EXTRACTED RECORDS section start

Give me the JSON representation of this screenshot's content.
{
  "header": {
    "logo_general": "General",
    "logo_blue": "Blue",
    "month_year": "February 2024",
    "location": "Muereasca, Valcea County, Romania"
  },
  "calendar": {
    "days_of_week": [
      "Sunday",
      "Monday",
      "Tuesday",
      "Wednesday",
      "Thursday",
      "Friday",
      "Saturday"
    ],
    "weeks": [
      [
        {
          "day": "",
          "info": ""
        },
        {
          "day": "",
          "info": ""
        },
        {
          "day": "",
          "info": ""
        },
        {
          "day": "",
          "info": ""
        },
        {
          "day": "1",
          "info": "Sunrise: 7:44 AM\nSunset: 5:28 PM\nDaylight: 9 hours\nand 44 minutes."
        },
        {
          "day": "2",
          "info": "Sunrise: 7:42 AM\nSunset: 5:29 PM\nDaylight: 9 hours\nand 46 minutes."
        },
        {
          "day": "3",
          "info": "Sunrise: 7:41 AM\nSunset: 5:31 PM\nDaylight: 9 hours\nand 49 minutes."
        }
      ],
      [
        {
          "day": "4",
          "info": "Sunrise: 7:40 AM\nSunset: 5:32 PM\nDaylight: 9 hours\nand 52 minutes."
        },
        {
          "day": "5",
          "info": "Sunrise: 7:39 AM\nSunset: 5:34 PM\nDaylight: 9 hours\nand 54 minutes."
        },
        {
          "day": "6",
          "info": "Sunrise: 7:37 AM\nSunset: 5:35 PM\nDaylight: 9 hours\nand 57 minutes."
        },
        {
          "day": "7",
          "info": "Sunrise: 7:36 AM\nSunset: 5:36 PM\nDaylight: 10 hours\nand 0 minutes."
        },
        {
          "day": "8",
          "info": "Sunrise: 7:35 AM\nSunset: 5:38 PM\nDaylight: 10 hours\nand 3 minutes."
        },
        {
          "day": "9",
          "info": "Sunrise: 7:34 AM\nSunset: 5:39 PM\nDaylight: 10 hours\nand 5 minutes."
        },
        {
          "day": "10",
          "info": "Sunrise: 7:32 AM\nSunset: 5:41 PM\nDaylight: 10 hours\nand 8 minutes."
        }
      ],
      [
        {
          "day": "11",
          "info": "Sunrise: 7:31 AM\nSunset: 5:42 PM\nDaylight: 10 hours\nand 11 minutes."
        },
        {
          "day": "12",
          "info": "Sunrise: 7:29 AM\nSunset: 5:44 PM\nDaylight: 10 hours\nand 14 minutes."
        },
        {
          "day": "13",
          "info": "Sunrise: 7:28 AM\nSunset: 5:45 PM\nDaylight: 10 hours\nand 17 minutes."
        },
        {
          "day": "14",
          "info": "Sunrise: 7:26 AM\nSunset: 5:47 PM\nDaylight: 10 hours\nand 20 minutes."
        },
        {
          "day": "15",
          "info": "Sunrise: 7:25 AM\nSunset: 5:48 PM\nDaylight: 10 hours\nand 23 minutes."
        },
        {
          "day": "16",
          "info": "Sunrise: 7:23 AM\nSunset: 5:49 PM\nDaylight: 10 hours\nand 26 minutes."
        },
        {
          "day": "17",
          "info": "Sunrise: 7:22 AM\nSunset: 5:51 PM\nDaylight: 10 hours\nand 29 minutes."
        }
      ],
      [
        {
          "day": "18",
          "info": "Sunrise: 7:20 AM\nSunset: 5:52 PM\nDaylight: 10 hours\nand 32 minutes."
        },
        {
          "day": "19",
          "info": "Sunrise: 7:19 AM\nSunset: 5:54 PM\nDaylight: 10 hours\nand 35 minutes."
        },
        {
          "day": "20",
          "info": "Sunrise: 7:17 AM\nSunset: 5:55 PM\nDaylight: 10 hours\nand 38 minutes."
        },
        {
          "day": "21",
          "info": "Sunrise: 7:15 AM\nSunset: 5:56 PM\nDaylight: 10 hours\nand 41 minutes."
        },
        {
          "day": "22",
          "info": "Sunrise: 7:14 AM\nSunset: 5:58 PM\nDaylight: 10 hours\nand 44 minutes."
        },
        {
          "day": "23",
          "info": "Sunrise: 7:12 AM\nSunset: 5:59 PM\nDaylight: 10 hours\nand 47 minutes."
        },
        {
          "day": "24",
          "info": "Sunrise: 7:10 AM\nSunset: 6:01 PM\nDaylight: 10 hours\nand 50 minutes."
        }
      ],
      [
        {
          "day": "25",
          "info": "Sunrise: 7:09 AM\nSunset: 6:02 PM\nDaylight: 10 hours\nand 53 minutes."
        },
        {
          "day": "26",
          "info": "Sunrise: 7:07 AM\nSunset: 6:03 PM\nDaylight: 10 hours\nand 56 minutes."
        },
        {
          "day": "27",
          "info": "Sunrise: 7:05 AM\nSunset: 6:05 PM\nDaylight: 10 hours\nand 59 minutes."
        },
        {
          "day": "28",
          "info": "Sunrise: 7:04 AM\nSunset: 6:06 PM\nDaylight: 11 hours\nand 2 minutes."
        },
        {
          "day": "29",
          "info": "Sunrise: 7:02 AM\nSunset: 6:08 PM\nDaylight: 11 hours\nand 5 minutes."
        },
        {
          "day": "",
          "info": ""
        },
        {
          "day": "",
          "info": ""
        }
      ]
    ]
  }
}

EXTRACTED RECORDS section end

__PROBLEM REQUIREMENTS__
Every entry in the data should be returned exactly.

__SOLUTION FOR THIS PROBLEM__
Give me the JSON representation of this screenshot's content.
{
  "header": {
    "logo_general": "General",
    "logo_blue": "Blue",
    "month_year": "February 2024",
    "location": "Muereasca, Valcea County, Romania"
  },
  "calendar": {
    "days_of_week": [
      "Sunday",
      "Monday",
      "Tuesday",
      "Wednesday",
      "Thursday",
      "Friday",
      "Saturday"
    ],
    "weeks": [
      [
        {
          "day": "",
          "info": ""
        },
        {
          "day": "",
          "info": ""
        },
        {
          "day": "",
          "info": ""
        },
        {
          "day": "",
          "info": ""
        },
        {
          "day": "1",
          "info": "Sunrise: 7:44 AM\nSunset: 5:28 PM\nDaylight: 9 hours\nand 44 minutes."
        },
        {
          "day": "2",
          "info": "Sunrise: 7:42 AM\nSunset: 5:29 PM\nDaylight: 9 hours\nand 46 minutes."
        },
        {
          "day": "3",
          "info": "Sunrise: 7:41 AM\nSunset: 5:31 PM\nDaylight: 9 hours\nand 49 minutes."
        }
      ],
      [
        {
          "day": "4",
          "info": "Sunrise: 7:40 AM\nSunset: 5:32 PM\nDaylight: 9 hours\nand 52 minutes."
        },
        {
          "day": "5",
          "info": "Sunrise: 7:39 AM\nSunset: 5:34 PM\nDaylight: 9 hours\nand 54 minutes."
        },
        {
          "day": "6",
          "info": "Sunrise: 7:37 AM\nSunset: 5:35 PM\nDaylight: 9 hours\nand 57 minutes."
        },
        {
          "day": "7",
          "info": "Sunrise: 7:36 AM\nSunset: 5:36 PM\nDaylight: 10 hours\nand 0 minutes."
        },
        {
          "day": "8",
          "info": "Sunrise: 7:35 AM\nSunset: 5:38 PM\nDaylight: 10 hours\nand 3 minutes."
        },
        {
          "day": "9",
          "info": "Sunrise: 7:34 AM\nSunset: 5:39 PM\nDaylight: 10 hours\nand 5 minutes."
        },
        {
          "day": "10",
          "info": "Sunrise: 7:32 AM\nSunset: 5:41 PM\nDaylight: 10 hours\nand 8 minutes."
        }
      ],
      [
        {
          "day": "11",
          "info": "Sunrise: 7:31 AM\nSunset: 5:42 PM\nDaylight: 10 hours\nand 11 minutes."
        },
        {
          "day": "12",
          "info": "Sunrise: 7:29 AM\nSunset: 5:44 PM\nDaylight: 10 hours\nand 14 minutes."
        },
        {
          "day": "13",
          "info": "Sunrise: 7:28 AM\nSunset: 5:45 PM\nDaylight: 10 hours\nand 17 minutes."
        },
        {
          "day": "14",
          "info": "Sunrise: 7:26 AM\nSunset: 5:47 PM\nDaylight: 10 hours\nand 20 minutes."
        },
        {
          "day": "15",
          "info": "Sunrise: 7:25 AM\nSunset: 5:48 PM\nDaylight: 10 hours\nand 23 minutes."
        },
        {
          "day": "16",
          "info": "Sunrise: 7:23 AM\nSunset: 5:49 PM\nDaylight: 10 hours\nand 26 minutes."
        },
        {
          "day": "17",
          "info": "Sunrise: 7:22 AM\nSunset: 5:51 PM\nDaylight: 10 hours\nand 29 minutes."
        }
      ],
      [
        {
          "day": "18",
          "info": "Sunrise: 7:20 AM\nSunset: 5:52 PM\nDaylight: 10 hours\nand 32 minutes."
        },
        {
          "day": "19",
          "info": "Sunrise: 7:19 AM\nSunset: 5:54 PM\nDaylight: 10 hours\nand 35 minutes."
        },
        {
          "day": "20",
          "info": "Sunrise: 7:17 AM\nSunset: 5:55 PM\nDaylight: 10 hours\nand 38 minutes."
        },
        {
          "day": "21",
          "info": "Sunrise: 7:15 AM\nSunset: 5:56 PM\nDaylight: 10 hours\nand 41 minutes."
        },
        {
          "day": "22",
          "info": "Sunrise: 7:14 AM\nSunset: 5:58 PM\nDaylight: 10 hours\nand 44 minutes."
        },
        {
          "day": "23",
          "info": "Sunrise: 7:12 AM\nSunset: 5:59 PM\nDaylight: 10 hours\nand 47 minutes."
        },
        {
          "day": "24",
          "info": "Sunrise: 7:10 AM\nSunset: 6:01 PM\nDaylight: 10 hours\nand 50 minutes."
        }
      ],
      [
        {
          "day": "25",
          "info": "Sunrise: 7:09 AM\nSunset: 6:02 PM\nDaylight: 10 hours\nand 53 minutes."
        },
        {
          "day": "26",
          "info": "Sunrise: 7:07 AM\nSunset: 6:03 PM\nDaylight: 10 hours\nand 56 minutes."
        },
        {
          "day": "27",
          "info": "Sunrise: 7:05 AM\nSunset: 6:05 PM\nDaylight: 10 hours\nand 59 minutes."
        },
        {
          "day": "28",
          "info": "Sunrise: 7:04 AM\nSunset: 6:06 PM\nDaylight: 11 hours\nand 2 minutes."
        },
        {
          "day": "29",
          "info": "Sunrise: 7:02 AM\nSunset: 6:08 PM\nDaylight: 11 hours\nand 5 minutes."
        },
        {
          "day": "",
          "info": ""
        },
        {
          "day": "",
          "info": ""
        }
      ]
    ]
  }
}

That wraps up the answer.